In a twist of irony, Damien Chazelle‘s three-hour, excessively graphic, and maniacally debauched Babylon, chronicling the rise and fall of several players amidst Hollywood’s transition from silent to sound films, crashed at the box office over the holiday weekend. With a $78 million price tag, every penny of which is on the screen, Chazelle’s latest effort brought in a mere $3.6 million over its three-day debut. A number of explanations, including a gnarly winter storm battering the nation, a mixed critical reception, and its long run time, the film will likely go down as one of the more infamous financial flops in recent years. Despite its less-than-stellar reviews and dismal box office numbers thus far, Babylon managed to score five Golden Globe nominations, and time will tell if the awards circuit will give the film a much-needed boost in ticket sales.

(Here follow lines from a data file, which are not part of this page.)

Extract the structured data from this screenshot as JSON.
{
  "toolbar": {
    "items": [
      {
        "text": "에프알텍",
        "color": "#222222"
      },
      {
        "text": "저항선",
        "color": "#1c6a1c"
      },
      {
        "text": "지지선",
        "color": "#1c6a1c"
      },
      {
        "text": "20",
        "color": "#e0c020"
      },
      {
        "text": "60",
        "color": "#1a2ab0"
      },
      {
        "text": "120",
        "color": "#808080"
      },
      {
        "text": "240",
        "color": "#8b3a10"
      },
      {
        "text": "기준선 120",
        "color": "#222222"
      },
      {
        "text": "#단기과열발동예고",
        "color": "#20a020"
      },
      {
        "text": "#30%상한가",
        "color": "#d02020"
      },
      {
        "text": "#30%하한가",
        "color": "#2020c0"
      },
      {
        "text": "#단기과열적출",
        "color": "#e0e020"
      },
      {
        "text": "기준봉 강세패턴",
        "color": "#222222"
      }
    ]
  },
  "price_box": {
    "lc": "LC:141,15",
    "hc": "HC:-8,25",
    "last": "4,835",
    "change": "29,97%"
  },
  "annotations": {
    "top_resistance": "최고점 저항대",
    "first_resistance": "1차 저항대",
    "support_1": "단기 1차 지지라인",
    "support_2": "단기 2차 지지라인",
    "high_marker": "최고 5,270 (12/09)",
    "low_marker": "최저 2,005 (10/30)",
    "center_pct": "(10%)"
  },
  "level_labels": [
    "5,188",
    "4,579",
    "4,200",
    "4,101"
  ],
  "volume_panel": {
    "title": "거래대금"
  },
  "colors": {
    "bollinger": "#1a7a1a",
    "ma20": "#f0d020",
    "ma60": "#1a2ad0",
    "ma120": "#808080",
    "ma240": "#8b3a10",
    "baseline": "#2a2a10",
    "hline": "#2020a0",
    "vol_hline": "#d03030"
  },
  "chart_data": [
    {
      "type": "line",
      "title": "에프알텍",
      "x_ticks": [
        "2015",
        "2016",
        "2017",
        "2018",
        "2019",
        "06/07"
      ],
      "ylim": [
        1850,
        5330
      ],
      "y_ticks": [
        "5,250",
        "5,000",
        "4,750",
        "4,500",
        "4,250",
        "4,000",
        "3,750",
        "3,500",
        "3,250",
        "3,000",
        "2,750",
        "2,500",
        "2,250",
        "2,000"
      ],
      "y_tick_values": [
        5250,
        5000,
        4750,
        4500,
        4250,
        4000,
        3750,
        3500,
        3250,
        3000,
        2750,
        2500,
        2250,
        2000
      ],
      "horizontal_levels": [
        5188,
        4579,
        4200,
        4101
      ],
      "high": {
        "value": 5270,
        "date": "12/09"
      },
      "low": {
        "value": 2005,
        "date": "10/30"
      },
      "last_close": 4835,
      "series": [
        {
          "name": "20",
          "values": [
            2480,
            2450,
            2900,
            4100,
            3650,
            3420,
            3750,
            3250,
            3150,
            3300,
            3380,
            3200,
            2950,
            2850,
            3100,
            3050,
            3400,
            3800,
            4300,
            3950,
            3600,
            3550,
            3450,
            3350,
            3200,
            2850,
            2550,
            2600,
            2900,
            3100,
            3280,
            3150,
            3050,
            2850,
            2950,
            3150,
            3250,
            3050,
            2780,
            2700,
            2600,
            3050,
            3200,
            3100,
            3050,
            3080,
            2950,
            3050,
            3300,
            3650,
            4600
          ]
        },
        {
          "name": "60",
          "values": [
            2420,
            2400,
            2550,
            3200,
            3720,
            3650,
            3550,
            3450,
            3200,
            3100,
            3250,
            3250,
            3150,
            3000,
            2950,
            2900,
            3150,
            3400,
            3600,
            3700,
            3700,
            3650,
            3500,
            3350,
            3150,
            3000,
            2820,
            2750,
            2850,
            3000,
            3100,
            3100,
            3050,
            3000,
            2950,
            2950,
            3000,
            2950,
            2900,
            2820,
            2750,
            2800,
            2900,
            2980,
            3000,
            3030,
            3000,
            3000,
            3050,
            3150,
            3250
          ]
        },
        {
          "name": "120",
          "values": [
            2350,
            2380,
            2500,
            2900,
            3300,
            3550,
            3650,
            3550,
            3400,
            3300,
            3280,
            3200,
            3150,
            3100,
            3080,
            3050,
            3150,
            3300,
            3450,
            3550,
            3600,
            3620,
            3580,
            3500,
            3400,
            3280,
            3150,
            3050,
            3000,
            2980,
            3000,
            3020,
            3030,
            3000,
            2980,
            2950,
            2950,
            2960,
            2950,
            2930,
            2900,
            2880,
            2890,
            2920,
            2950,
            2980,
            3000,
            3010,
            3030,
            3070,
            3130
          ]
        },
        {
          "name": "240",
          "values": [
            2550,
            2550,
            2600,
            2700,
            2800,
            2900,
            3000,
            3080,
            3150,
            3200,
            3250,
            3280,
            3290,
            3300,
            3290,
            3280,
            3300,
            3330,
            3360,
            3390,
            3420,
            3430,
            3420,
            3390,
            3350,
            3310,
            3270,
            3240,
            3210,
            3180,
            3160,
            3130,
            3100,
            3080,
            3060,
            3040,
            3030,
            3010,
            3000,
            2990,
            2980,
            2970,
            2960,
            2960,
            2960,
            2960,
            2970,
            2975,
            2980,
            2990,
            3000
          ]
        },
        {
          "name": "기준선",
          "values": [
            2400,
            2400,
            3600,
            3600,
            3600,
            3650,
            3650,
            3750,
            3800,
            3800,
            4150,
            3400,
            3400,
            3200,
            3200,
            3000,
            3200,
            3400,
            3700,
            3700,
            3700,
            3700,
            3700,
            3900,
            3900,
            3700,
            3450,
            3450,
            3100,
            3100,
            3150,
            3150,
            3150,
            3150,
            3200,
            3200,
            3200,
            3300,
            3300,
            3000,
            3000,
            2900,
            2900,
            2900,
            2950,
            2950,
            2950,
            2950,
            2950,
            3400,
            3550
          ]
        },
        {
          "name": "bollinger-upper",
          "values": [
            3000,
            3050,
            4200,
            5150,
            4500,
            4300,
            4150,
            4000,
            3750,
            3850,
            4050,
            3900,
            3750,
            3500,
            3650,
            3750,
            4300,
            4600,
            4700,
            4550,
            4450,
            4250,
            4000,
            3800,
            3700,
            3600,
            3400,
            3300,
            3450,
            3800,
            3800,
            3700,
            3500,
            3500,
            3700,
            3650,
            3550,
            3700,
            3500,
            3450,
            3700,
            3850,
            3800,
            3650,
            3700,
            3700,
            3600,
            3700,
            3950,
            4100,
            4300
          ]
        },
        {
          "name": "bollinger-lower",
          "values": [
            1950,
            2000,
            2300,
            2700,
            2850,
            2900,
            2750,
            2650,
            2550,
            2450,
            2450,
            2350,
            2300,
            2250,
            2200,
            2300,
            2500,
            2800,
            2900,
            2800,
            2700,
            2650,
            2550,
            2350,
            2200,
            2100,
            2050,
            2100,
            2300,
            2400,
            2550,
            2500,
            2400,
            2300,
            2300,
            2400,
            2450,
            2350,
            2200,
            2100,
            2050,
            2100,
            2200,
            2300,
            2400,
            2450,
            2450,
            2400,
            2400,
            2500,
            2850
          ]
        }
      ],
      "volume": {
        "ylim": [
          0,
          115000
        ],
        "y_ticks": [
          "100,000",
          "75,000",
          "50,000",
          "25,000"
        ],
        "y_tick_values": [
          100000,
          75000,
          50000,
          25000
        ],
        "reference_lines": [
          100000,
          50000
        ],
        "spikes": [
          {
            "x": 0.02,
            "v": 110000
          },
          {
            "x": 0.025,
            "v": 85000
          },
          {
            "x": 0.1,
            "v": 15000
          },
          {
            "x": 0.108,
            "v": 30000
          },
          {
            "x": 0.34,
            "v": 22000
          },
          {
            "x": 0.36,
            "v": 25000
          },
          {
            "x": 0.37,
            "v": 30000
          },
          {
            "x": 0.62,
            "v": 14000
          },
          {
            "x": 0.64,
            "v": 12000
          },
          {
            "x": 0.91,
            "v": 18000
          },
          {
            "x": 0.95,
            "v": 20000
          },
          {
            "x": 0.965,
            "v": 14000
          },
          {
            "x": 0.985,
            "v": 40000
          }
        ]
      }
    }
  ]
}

Horror films seem to be the outlier genre in terms of consistently generating unexpected box office success. Following in the footsteps of The Blair Witch Project, Saw, and Paranormal Activity, Smile is yet another example of a simple but tantalizing horror concept that brought audiences to theaters in large numbers. With a relatively modest budget of $17 million, but an effective and widespread marketing campaign, the film capped its theatrical run with $216 million worldwide. Brian Robbins, President and CEO of Paramount Pictures, referred to the film’s marketing as “brilliantly sticky,” likely in reference to the studio’s ingenious decision to plaster images of the film’s titular, and undeniably creepy, smiles behind home plate at MLB games.
2022 was a rocky year for Disney’s animated, theatrically-released tent-poles. Five months after Lightyear‘s disappointing performance with audiences, the studio released Strange World over the Thanksgiving holiday. It similarly performed reasonably well with critics, but Strange World fared even worse than Lightyear in its box office performance. With the unfortunate distinction of having the poorest Thanksgiving opening for a Disney animated film, the fantasy-adventure romp is expected to lose the studio a great deal of money and may force the powers that be to reconsider release strategies for such films in years to come. With these two massive flops in the span of just six months, it sure is fortunate for Disney that it has the ever-reliable Marvel properties to lean on going into the new year.